Arguably the most eclectic group in the post-rock cannon, Tortoise‘s return after almost seven years finds them asserting their singular sound without a hiccup. The Catastrophist finds the Chicago quintet soaring on wings of synth, over sinuous basslines, fuzzy guitar chords and exemplary percussion. Like much of their discography, this new album is pleasantly unpredictable, subverting expectations at every turn. Not nearly as cacophonous as the title suggests, The Catastrophist is varied enough to include a ’70s cover-song and some mellifluous lyrics sung by Georgia Hubley of Yo La Tengo.
The ornate compositions from Beacons of Ancestorship are simplified and smoothed over for this new effort. The lead single “Gesceap” manages to retain many of the band’s instrumental traits as they explore something new. Giving a clear nod to Krautrock, the single knits a thick pattern of modular synth while other instruments form the inner core. The title track is a more common habitat for the band, launching the album with one of their perfected improvisations. After a very brief electronic interlude, ruminative guitar riffs are threaded with analogue keys, bass and drums whirling.
The instrumentals on this album are plentiful, and they prove that Tortoise are still the best at whatever it is they do. Carving a niche of experimental rock through seven studio albums.
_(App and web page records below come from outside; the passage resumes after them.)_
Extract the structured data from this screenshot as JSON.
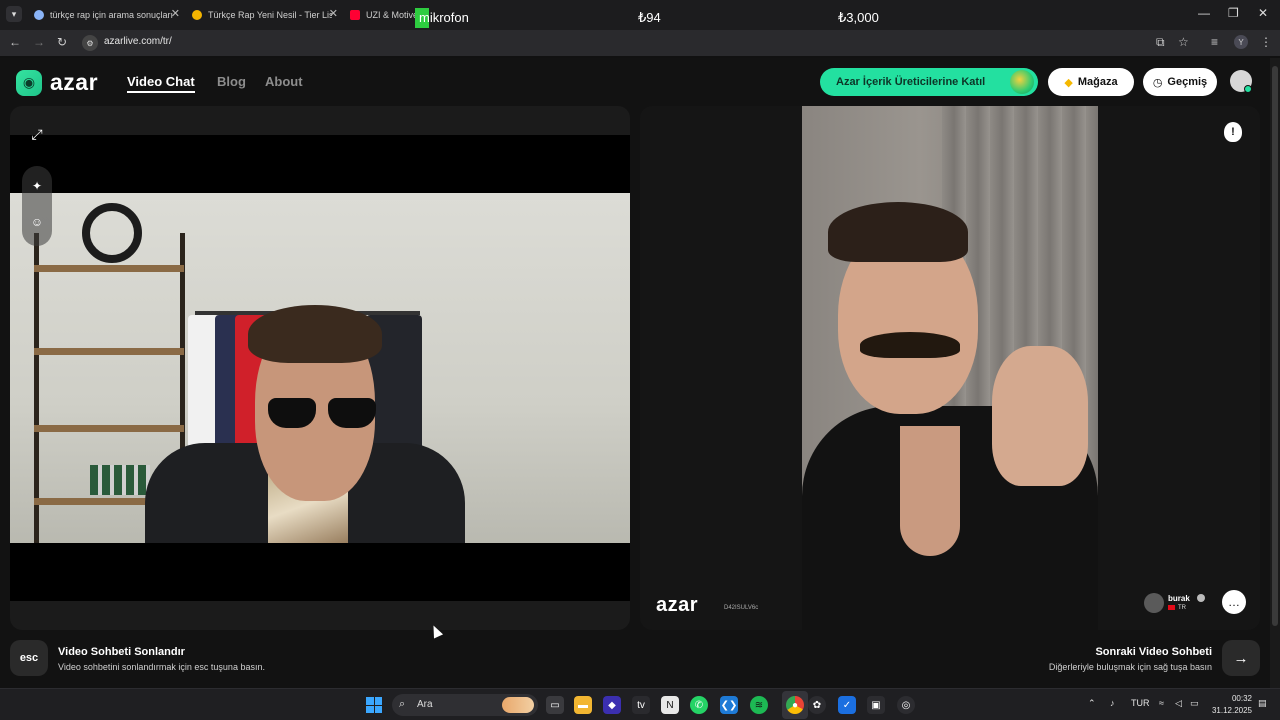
{
  "browser": {
    "tabs": [
      {
        "title": "türkçe rap için arama sonuçları",
        "favicon_color": "#8ab4f8"
      },
      {
        "title": "Türkçe Rap Yeni Nesil - Tier List",
        "favicon_color": "#f4b400"
      },
      {
        "title": "UZI & Motive",
        "favicon_color": "#ff0033"
      }
    ],
    "tab_close_glyph": "✕",
    "url": "azarlive.com/tr/",
    "overlay": {
      "mic_label": "mikrofon",
      "amount_1": "₺94",
      "amount_2": "₺3,000"
    },
    "profile_initial": "Y"
  },
  "site": {
    "logo_text": "azar",
    "nav": [
      {
        "label": "Video Chat",
        "active": true
      },
      {
        "label": "Blog",
        "active": false
      },
      {
        "label": "About",
        "active": false
      }
    ],
    "creator_button": "Azar İçerik Üreticilerine Katıl",
    "store_button": "Mağaza",
    "history_button": "Geçmiş"
  },
  "remote": {
    "watermark_logo": "azar",
    "watermark_id": "D42ISULV6c",
    "peer_name": "burak",
    "peer_country": "TR"
  },
  "footer": {
    "esc_key": "esc",
    "end_title": "Video Sohbeti Sonlandır",
    "end_sub": "Video sohbetini sonlandırmak için esc tuşuna basın.",
    "next_title": "Sonraki Video Sohbeti",
    "next_sub": "Diğerleriyle buluşmak için sağ tuşa basın"
  },
  "taskbar": {
    "search_placeholder": "Ara",
    "language": "TUR",
    "time": "00:32",
    "date": "31.12.2025"
  },
  "colors": {
    "accent": "#23e0a0",
    "page_bg": "#121212"
  }
}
The Catastrophist reveals a sinister side on songs like “Ox Duke” and “Shake Hands with Danger”. “Hot Coffee” indulges their jazz guitar instincts, “Tesseract” sees them dust off the xylophone, while “The Clearing Fills” and “At Odds With Logic” sonically recede into negative space. Ultimately we are engaged with a more domesticated—maybe even accessible—version of the group, but the wildness lingers in some parts.
There are still more surprises beyond the instrumentals, as The Catastrophist contains a rendition of the David Essex mega-hit “Rock On.” Employing Todd Rittmann of Dead Rider for guest vocals, the song seems to take full advantage of power of the bass-heavy original. The cover is both catchy and unsettling, cleaved by a perfectly synthetic guitar solo. And then there is Georgia Hubley’s melancholic croon on “Yonder Blue.” Her voice wades through the group’s muddled churn as though she had been dropped into their cage, singing “It seems the stars are shining / they’re always out there hovering / around the moon.” It almost doesn’t matter what she sings, her voice is sweet relief, glinting like a dying star.
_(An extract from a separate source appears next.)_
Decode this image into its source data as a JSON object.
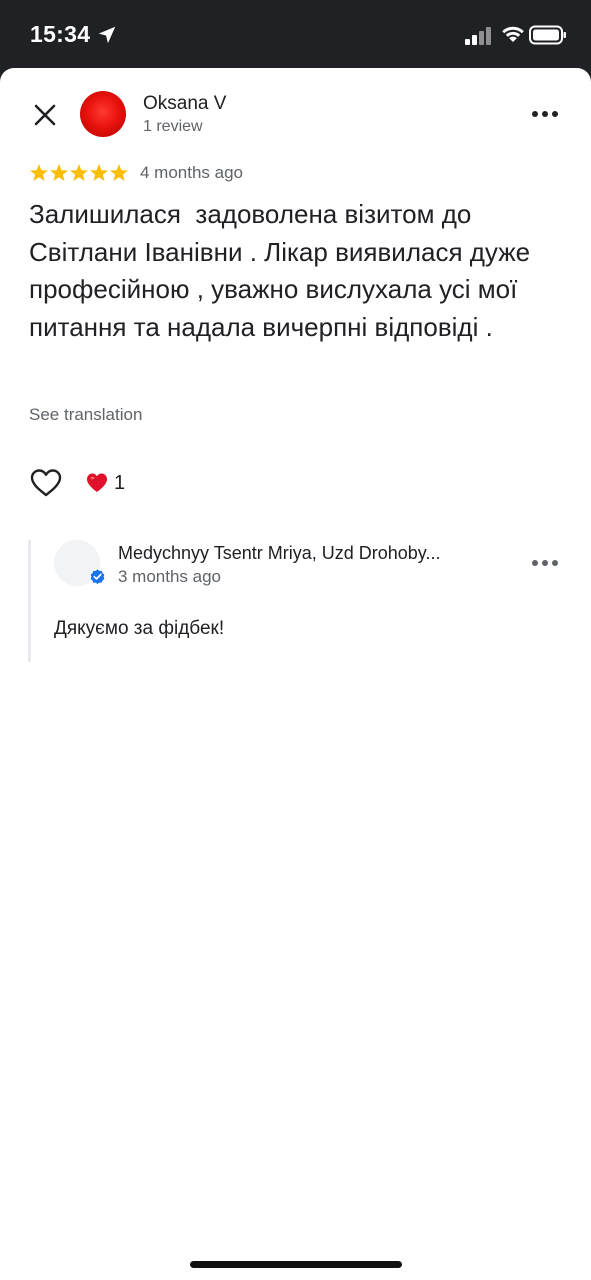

It is tempting to draw comparisons between this music and the land-dwelling, shielded animal. Slowly and steadily, Tortoise have amassed a catalogue filled with fierce innovation. The fact the band can still conjure this novelty after 20 years is a feat onto itself. They seem to thrive on the notion of the unexpected note, avoiding assumed traditions of modern music. The Catastrophist is a testament to this beautiful evolution, marking the metamorphosis of Tortoise, an album that shows them roaming through territory that is familiar and unfamiliar at once.